The $21bn (€18.7bn) pension fund for the United Methodist Church (UMC) plans to exclude companies whose main business is to extract thermal coal as well as power utilities that derive most of their electricity from the fossil fuel.
In a statement, the UMC’s General Board of Pension and Health Benefits (GBPHB) explained it was due both to thermal coal’s huge impact on the climate as well as the risk that it could become “stranded” amid tighter regulation and the rise of renewable energy.
It said: “We believe that in many markets thermal coal will be heavily taxed or significantly replaced by alternative fuel sources. This would result in a meaningful deterioration in the value of companies that derive a significant portion of their revenues from the fuel source.”
Given these risks, GBPHB’s Board has empowered its Wespath asset management arm, to exclude companies (in developed markets) that derive 50% or more of their revenues from thermal coal.
In developing markets, companies receiving 50% or more of their revenues from thermal coal and in the bottom half of their peer group on ESG performance will be excluded, it said.

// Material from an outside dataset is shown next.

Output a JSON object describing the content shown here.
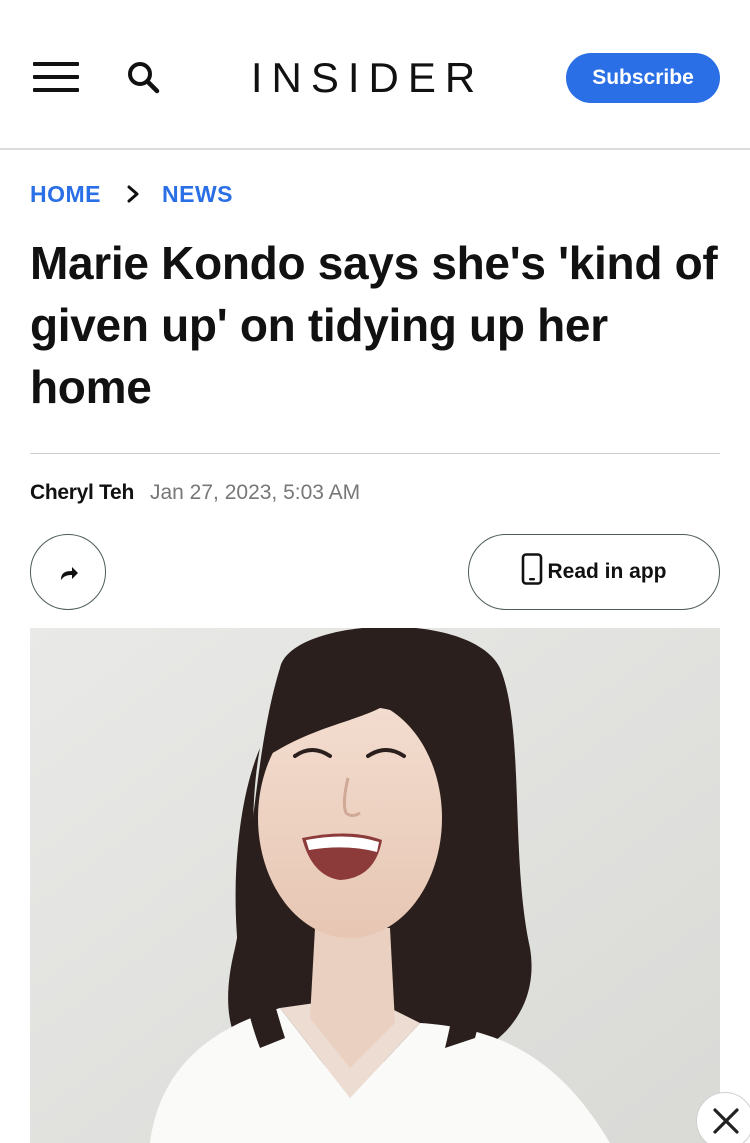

Power utilities that derive 75% or more of their electricity from the fossil fuel can also be excluded, unless these companies are, at the same time, sourcing at least 10% of the power from renewable sources.The GBPHB, based near Chicago and serving 91,000 participants, did not specify its exposure to thermal coal or what companies would be affected by its move. Press reports put the exposure at a scant 0.1% of its US equity portfolio.
However, the GBPHB also said that before any firms would be excluded, Wespath would engage with them. “We continue to believe that constructive engagement is the most powerful tool for effecting corporate change and supporting the transition to a low-carbon economy. Engagement may therefore be employed for companies in the mining and electric utility sectors that are close to the threshold for exclusion,” the US faith investor said.
The targeting of thermal coal firms is just one of two new guidelines that the GBPHB has adopted as part of its responsible investment strategy. The other concerns the sourcing of raw materials from conflict-ridden countries. As a result, Wespath may exclude firms that generate 10% of their revenues or raw materials from countries that “demonstrate a prolonged and systematic pattern of human rights violations” or “conflict-affected areas where significant human rights violations have been widely documented.” Link